TRY IT —
Filter the records down to the lines that hold the word "Alternatively", and copy each of those lines.

INFORMATION PROVIDED —

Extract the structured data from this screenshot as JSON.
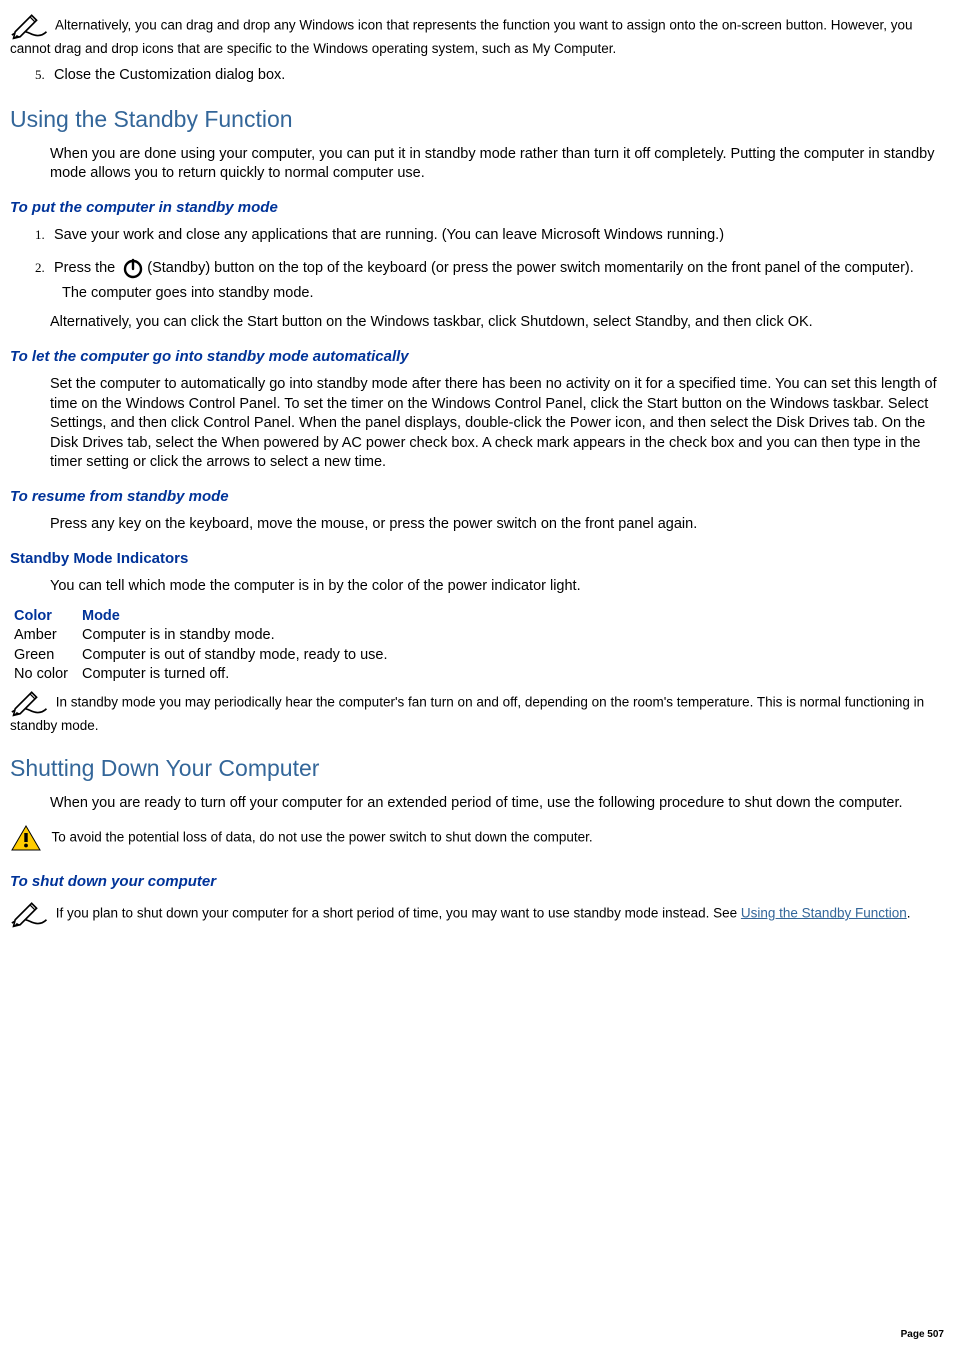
{
  "note1": "Alternatively, you can drag and drop any Windows icon that represents the function you want to assign onto the on-screen button. However, you cannot drag and drop icons that are specific to the Windows operating system, such as My Computer.",
  "step5": "Close the Customization dialog box.",
  "section1": {
    "heading": "Using the Standby Function",
    "intro": "When you are done using your computer, you can put it in standby mode rather than turn it off completely. Putting the computer in standby mode allows you to return quickly to normal computer use.",
    "sub1": {
      "heading": "To put the computer in standby mode",
      "step1": "Save your work and close any applications that are running. (You can leave Microsoft Windows running.)",
      "step2a": "Press the ",
      "step2b": "(Standby) button on the top of the keyboard (or press the power switch momentarily on the front panel of the computer).",
      "step2c": "The computer goes into standby mode.",
      "alt": "Alternatively, you can click the Start button on the Windows taskbar, click Shutdown, select Standby, and then click OK."
    },
    "sub2": {
      "heading": "To let the computer go into standby mode automatically",
      "body": "Set the computer to automatically go into standby mode after there has been no activity on it for a specified time. You can set this length of time on the Windows Control Panel. To set the timer on the Windows Control Panel, click the Start button on the Windows taskbar. Select Settings, and then click Control Panel. When the panel displays, double-click the Power icon, and then select the Disk Drives tab. On the Disk Drives tab, select the When powered by AC power check box. A check mark appears in the check box and you can then type in the timer setting or click the arrows to select a new time."
    },
    "sub3": {
      "heading": "To resume from standby mode",
      "body": "Press any key on the keyboard, move the mouse, or press the power switch on the front panel again."
    },
    "sub4": {
      "heading": "Standby Mode Indicators",
      "intro": "You can tell which mode the computer is in by the color of the power indicator light.",
      "table": {
        "h1": "Color",
        "h2": "Mode",
        "rows": [
          {
            "c1": "Amber",
            "c2": "Computer is in standby mode."
          },
          {
            "c1": "Green",
            "c2": "Computer is out of standby mode, ready to use."
          },
          {
            "c1": "No color",
            "c2": "Computer is turned off."
          }
        ]
      },
      "note": "In standby mode you may periodically hear the computer's fan turn on and off, depending on the room's temperature. This is normal functioning in standby mode."
    }
  },
  "section2": {
    "heading": "Shutting Down Your Computer",
    "intro": "When you are ready to turn off your computer for an extended period of time, use the following procedure to shut down the computer.",
    "warn": "To avoid the potential loss of data, do not use the power switch to shut down the computer.",
    "sub1": {
      "heading": "To shut down your computer",
      "note_a": "If you plan to shut down your computer for a short period of time, you may want to use standby mode instead. See ",
      "note_link": "Using the Standby Function",
      "note_b": "."
    }
  },
  "page_number": "Page 507"
}
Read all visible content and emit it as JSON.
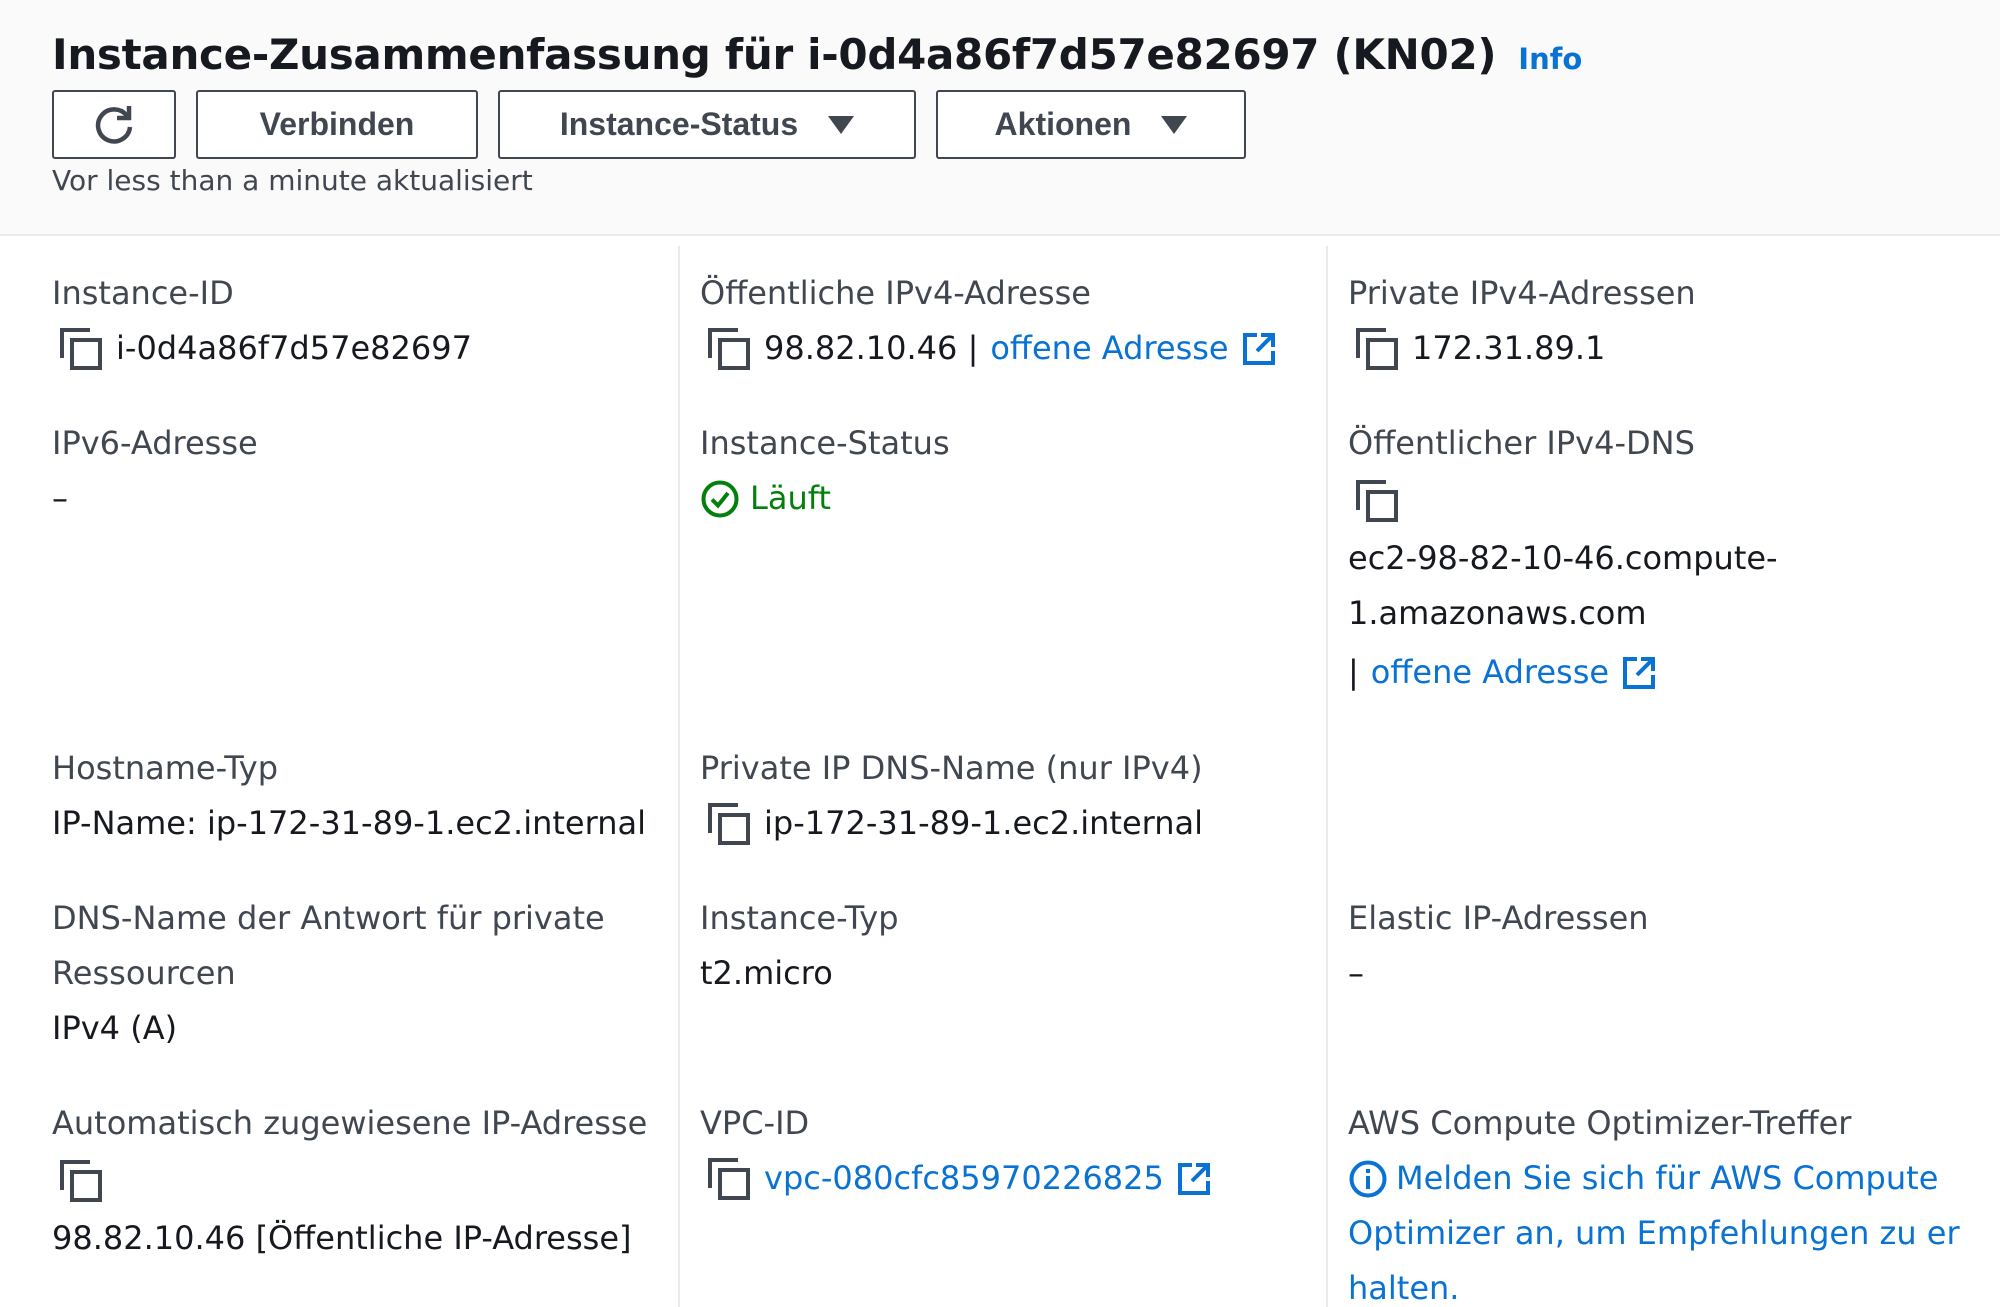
{
  "header": {
    "title": "Instance-Zusammenfassung für i-0d4a86f7d57e82697 (KN02)",
    "info": "Info",
    "buttons": {
      "connect": "Verbinden",
      "status": "Instance-Status",
      "actions": "Aktionen"
    },
    "updated": "Vor less than a minute aktualisiert"
  },
  "fields": {
    "instance_id": {
      "label": "Instance-ID",
      "value": "i-0d4a86f7d57e82697"
    },
    "public_ipv4": {
      "label": "Öffentliche IPv4-Adresse",
      "value": "98.82.10.46 |",
      "link": "offene Adresse"
    },
    "private_ipv4": {
      "label": "Private IPv4-Adressen",
      "value": "172.31.89.1"
    },
    "ipv6": {
      "label": "IPv6-Adresse",
      "value": "–"
    },
    "instance_status": {
      "label": "Instance-Status",
      "value": "Läuft"
    },
    "public_dns": {
      "label": "Öffentlicher IPv4-DNS",
      "line1": "ec2-98-82-10-46.compute-",
      "line2": "1.amazonaws.com",
      "sep": "|",
      "link": "offene Adresse"
    },
    "hostname_type": {
      "label": "Hostname-Typ",
      "value": "IP-Name: ip-172-31-89-1.ec2.internal"
    },
    "private_dns": {
      "label": "Private IP DNS-Name (nur IPv4)",
      "value": "ip-172-31-89-1.ec2.internal"
    },
    "answer_dns": {
      "label_line1": "DNS-Name der Antwort für private",
      "label_line2": "Ressourcen",
      "value": "IPv4 (A)"
    },
    "instance_type": {
      "label": "Instance-Typ",
      "value": "t2.micro"
    },
    "elastic_ip": {
      "label": "Elastic IP-Adressen",
      "value": "–"
    },
    "auto_ip": {
      "label": "Automatisch zugewiesene IP-Adresse",
      "value": "98.82.10.46 [Öffentliche IP-Adresse]"
    },
    "vpc_id": {
      "label": "VPC-ID",
      "value": "vpc-080cfc85970226825"
    },
    "optimizer": {
      "label": "AWS Compute Optimizer-Treffer",
      "line1": "Melden Sie sich für AWS Compute",
      "line2": "Optimizer an, um Empfehlungen zu er",
      "line3": "halten."
    }
  },
  "colors": {
    "link": "#0972d3",
    "success": "#037f0c",
    "text": "#16191f",
    "label": "#414750"
  }
}
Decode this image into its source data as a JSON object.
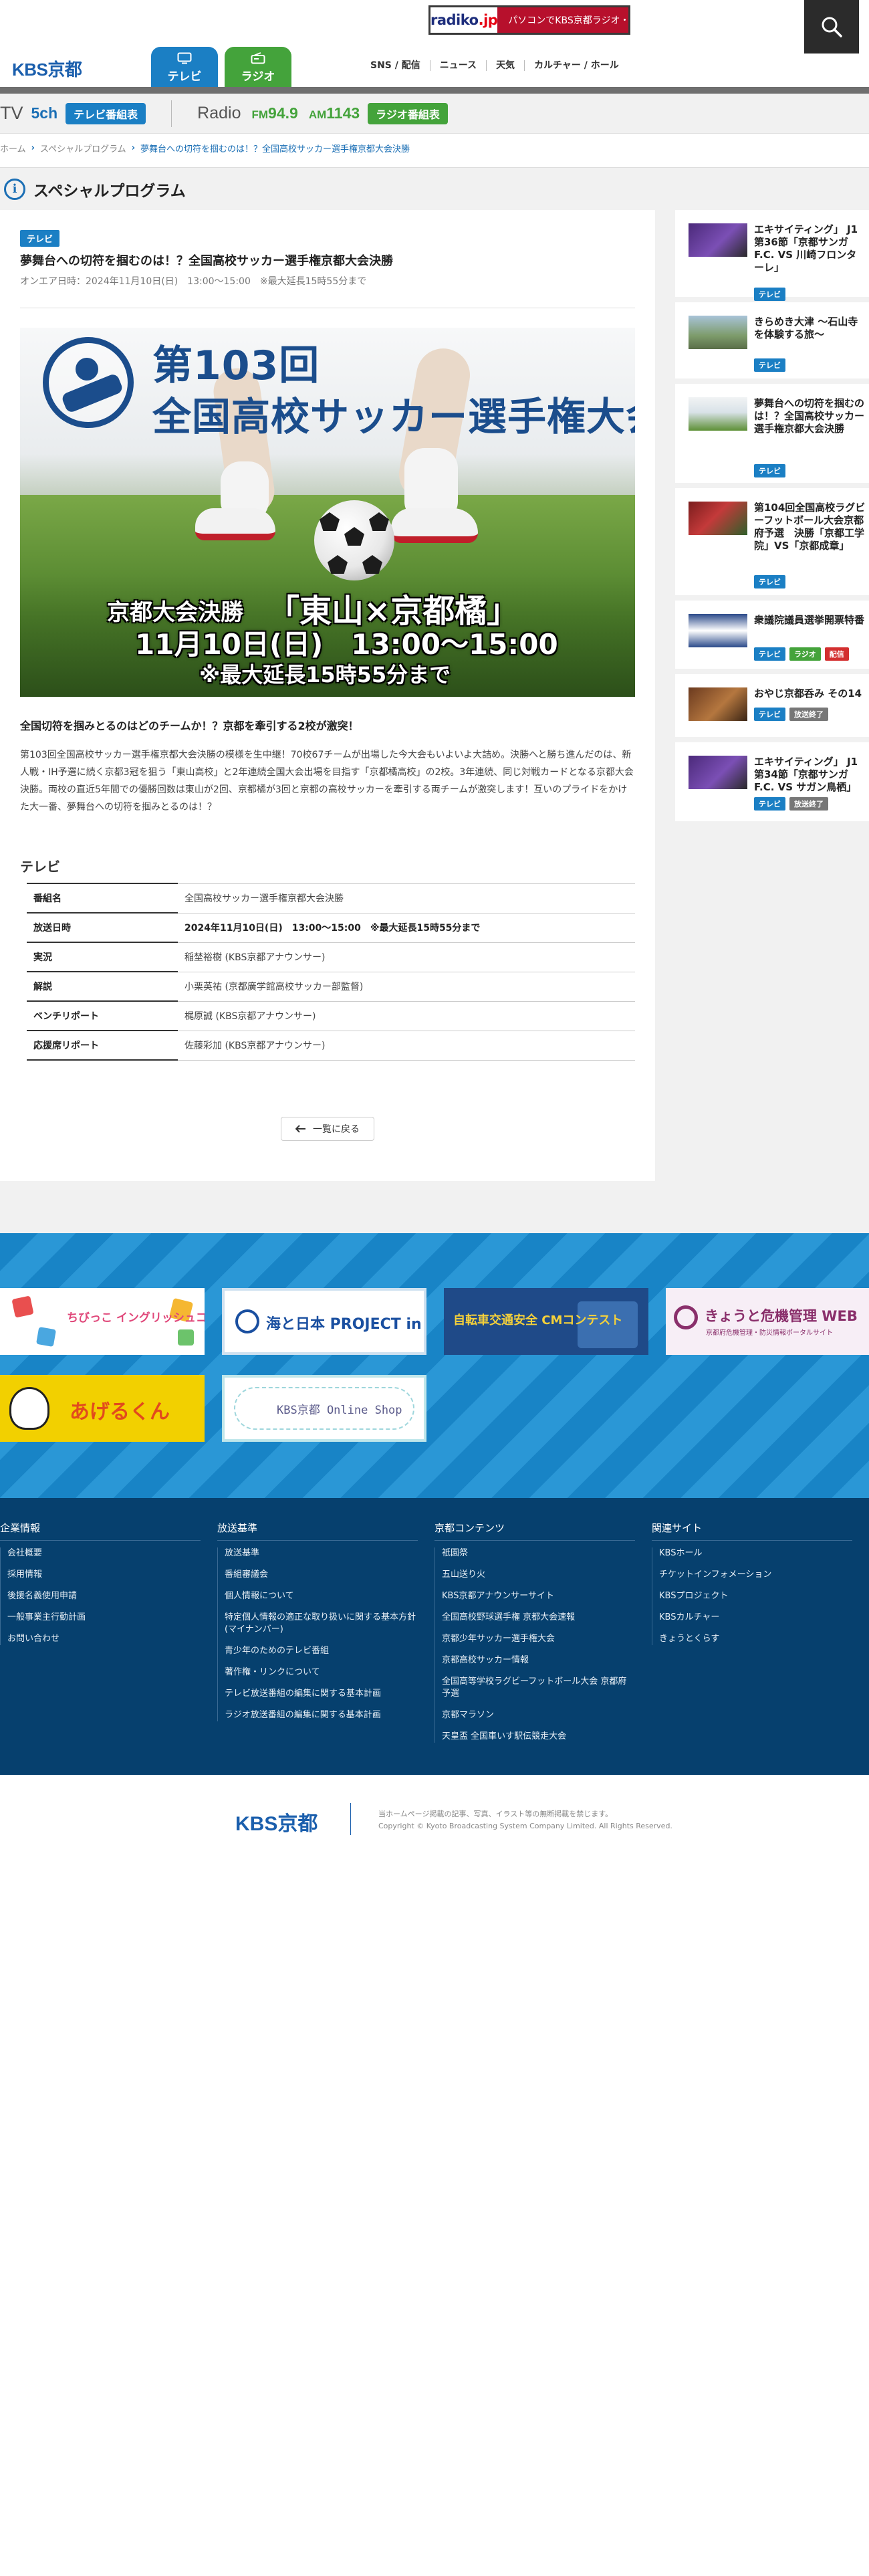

RESULT —
  "note1": "Alternatively, you can drag and drop any Windows icon that represents the function you want to assign onto the on-screen button. However, you cannot drag and drop icons that are specific to the Windows operating system, such as My Computer.",
      "alt": "Alternatively, you can click the Start button on the Windows taskbar, click Shutdown, select Standby, and then click OK."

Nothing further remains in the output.